  • Allen Laudenslager

    The largest problem with "retraining" is that it demands that the worker know what industry to plan for and where his/her abilities and interests will fit. And that they do it in an information poor environment. Most plans also demand that the worker make their decision years in advance since the training (which the worker is expected to pay for) since the training will take, at a minimum, 6 months but more likely 2 years. 2 years because the traditional certification process is an associates degree from an accredited junior college.

    Most people don't start with a career plan - I'll become a lawyer - they find a job and start learning on the job - your uncle Joe is a plumber and needs summer help. Graduate from high school and keep working for uncle Joe, or your neighbor, or your high school buddy's dad.

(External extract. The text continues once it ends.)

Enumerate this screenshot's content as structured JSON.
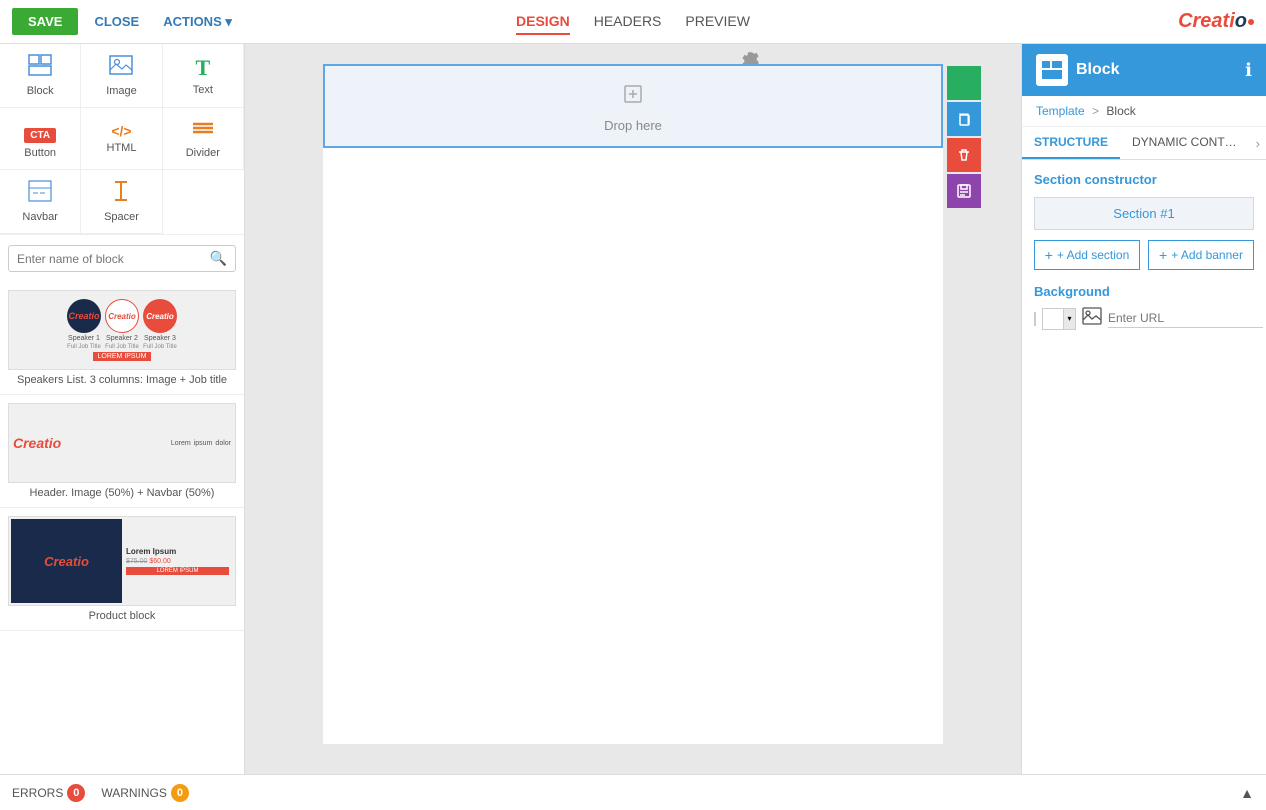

    How non-college graduates find jobs is a disorganized and messy process. All the retraining suggestions are predicated on the idea that it is an organized and predictable process.

    If you are gong to point people toward career fields and training classes you must accept the obligation to ensure that the jobs are their and in the numbers needed for all the people who take your advice.

    Since no one can make that guarantee, make sure you don't have unrealistic expectations for the poor slob trying to find a job with less information than you have.